Everyone wants to be reasonably happy at work and you play a key role in making other people feel satisfied.
2. Know your people
You want your people to be productive, so get to know them and what makes them happy in their work. Say hello to people in the car park, in the corridor, in the canteen, on the shopfloor, anywhere and everywhere.
3. Be visible
Make a point of sticking your head out of your office to talk to your people and for your people to talk to you. It doesn’t matter how busy you are, it will only take a few moments, but it will have a big effect.
4. Earn your people’s trust
Often it’s what your people won’t tell you that is most important. Generally, few people trust their employers or managers today, but gaining trust is a key element of mature management.
5. Take note of people’s concerns
When your people do talk to you openly, take note of their concerns and acknowledge them. Paying lip service to them causes more damage than doing nothing.
6. Stand up for your people
Companies apply so much pressure on managers to cut costs and streamline processes that they reduce the value of individuals by commoditising them. As a mature manager, you owe it to both the company and its employees to stand up for your people and to assert their true value so that the company does not ignore its greatest asset.
7. Fail valiantly
You cannot always achieve what you want for your people, but never give up on them and they will not give up on you. There will always be new opportunities for the company to recognise the value of your people.

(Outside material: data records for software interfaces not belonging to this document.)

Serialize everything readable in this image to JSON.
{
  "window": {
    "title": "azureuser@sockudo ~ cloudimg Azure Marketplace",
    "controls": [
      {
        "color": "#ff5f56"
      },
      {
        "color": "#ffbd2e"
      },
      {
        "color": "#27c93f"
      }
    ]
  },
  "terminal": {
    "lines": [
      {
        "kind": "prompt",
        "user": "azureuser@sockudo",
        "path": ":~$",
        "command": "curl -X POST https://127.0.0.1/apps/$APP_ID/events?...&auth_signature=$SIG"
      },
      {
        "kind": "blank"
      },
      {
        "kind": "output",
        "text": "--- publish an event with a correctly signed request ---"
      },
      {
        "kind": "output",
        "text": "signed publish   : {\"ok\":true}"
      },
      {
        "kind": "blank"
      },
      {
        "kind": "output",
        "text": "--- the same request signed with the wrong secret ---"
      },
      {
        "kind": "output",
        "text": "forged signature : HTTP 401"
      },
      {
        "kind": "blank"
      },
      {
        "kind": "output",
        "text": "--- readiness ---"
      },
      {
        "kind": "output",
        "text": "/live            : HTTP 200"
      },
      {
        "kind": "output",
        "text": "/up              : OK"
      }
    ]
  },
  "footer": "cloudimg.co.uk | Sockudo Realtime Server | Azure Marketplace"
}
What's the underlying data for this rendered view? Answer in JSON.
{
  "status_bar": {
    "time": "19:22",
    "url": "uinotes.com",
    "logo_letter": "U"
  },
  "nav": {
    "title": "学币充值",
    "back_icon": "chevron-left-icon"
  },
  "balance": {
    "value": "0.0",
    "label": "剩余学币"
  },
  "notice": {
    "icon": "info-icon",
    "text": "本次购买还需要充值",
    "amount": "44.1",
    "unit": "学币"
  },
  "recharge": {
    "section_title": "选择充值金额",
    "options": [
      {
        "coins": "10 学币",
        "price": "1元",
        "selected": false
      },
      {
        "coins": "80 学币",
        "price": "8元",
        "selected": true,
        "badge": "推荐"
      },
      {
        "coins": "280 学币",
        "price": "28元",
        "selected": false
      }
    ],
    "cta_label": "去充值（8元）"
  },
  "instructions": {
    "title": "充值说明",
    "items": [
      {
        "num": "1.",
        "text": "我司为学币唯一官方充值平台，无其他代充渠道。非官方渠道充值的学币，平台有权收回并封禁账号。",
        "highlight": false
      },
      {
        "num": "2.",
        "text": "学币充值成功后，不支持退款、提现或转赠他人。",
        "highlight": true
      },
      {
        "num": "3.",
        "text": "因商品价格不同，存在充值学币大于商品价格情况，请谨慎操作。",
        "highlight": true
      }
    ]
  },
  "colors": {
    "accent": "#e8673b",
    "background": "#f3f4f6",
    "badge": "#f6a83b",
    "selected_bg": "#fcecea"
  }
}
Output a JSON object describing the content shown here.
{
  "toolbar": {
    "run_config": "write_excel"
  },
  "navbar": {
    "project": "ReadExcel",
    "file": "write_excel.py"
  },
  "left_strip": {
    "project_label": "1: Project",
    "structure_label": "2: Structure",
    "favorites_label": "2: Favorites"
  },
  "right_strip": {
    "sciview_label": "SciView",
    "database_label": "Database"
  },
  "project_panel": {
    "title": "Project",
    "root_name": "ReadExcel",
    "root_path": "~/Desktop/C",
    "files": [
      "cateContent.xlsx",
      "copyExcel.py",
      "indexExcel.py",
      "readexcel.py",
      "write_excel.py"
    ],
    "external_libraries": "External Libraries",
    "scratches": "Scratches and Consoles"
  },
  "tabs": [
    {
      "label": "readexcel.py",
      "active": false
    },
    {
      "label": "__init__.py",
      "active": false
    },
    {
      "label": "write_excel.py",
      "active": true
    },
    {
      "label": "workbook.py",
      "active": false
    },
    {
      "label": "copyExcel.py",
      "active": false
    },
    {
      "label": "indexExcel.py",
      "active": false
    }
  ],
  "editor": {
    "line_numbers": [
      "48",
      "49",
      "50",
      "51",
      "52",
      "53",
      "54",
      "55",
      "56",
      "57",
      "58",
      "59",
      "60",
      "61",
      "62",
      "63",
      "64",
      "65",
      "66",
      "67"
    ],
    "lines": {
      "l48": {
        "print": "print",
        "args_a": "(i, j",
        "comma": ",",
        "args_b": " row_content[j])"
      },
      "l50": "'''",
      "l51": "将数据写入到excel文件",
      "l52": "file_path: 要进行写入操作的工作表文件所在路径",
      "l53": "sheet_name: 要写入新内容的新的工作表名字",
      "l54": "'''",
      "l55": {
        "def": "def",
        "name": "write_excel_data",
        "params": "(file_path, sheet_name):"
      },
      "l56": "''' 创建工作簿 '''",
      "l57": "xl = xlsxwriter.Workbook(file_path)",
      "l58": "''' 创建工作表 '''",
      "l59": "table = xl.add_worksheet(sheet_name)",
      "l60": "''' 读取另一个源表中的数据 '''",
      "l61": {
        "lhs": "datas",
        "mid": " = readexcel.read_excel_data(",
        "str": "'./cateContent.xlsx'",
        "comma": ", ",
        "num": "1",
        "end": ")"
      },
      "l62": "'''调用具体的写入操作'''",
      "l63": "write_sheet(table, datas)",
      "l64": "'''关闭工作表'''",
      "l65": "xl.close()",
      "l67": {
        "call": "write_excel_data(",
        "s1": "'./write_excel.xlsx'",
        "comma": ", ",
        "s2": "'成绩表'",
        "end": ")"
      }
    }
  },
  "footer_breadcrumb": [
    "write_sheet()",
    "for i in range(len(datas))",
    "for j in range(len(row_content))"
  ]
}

See the other polite prompts in our please and thanks courtesy toolkit.